- The EEOC issued its final enforcement guidance on retaliation and related issues on Monday, the first compliance guide on the issue since 1998.
- The final guidelines come as a result of public input from 60 organizations and individuals over the course of a year and include discussions on topics such as: what employee activity is protected under the law, remedies for retaliation, legal analysis employers can use to determine if evidence supports a retaliation claim and "detailed examples" of the kinds of employer actions that can result in a retaliation charge.
- "Retaliation is asserted in nearly 45% of all charges we receive and is the most frequently alleged basis of discrimination," EEOC Chair Jenny Yang said in the release. The new guidance is set to help employers reduce the likelihood that they would be accused of retaliation and help employees better understand their rights.
The new guidance reconciles the separate "interference" provision in the Americans with Disabilities Act (ADA) that "prohibits coercion, threats, or other acts that interfere with the exercise of ADA rights," according to the release.
Retaliation accounts for the most charges filed against private businesses, and is followed closely by racial discrimination (34.7%) and disability discrimination (30.2%). Percentages do not completely add up due to some cases comprising of multiple charges. Some experts claim that retaliation's rise can be attributed to the fact that it is simply easier for an employee to prove retaliation since a 2006 Supreme Court ruling that added guidance.
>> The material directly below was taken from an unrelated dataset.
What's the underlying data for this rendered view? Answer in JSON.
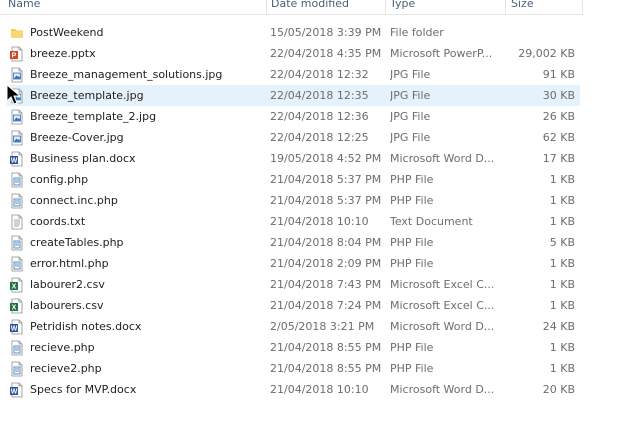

Proving racial or sex discrimination is comparably harder, especially in cases of sexual harassment.
The EEOC also issued two short resource documents alongside the new guidance: a question-and-answer publication and a short Small Business Fact Sheet that condenses the major points.